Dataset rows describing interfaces
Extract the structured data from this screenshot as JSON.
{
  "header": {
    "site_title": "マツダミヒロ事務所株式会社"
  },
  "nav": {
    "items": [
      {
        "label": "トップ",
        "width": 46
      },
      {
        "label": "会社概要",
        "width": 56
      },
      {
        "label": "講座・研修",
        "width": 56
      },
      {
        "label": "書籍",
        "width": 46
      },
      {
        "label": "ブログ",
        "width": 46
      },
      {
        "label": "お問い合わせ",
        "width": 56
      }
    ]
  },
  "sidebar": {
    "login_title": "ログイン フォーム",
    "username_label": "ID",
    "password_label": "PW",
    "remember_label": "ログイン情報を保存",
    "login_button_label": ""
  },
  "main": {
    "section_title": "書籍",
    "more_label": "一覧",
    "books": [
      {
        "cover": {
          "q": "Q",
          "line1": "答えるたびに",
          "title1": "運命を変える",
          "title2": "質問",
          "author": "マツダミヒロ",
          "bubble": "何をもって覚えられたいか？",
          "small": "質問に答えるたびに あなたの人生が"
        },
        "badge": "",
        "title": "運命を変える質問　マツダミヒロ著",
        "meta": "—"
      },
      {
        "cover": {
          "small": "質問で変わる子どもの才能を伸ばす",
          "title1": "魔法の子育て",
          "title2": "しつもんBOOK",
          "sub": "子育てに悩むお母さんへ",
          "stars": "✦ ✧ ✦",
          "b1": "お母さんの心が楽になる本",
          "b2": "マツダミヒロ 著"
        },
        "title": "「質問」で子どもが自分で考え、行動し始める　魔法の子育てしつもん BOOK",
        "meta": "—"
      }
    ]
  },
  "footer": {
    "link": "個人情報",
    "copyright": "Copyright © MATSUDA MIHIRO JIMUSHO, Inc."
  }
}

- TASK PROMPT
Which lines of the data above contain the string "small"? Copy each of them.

- SOLUTION TO THE EXERCISE
          "small": "質問に答えるたびに あなたの人生が"
          "small": "質問で変わる子どもの才能を伸ばす",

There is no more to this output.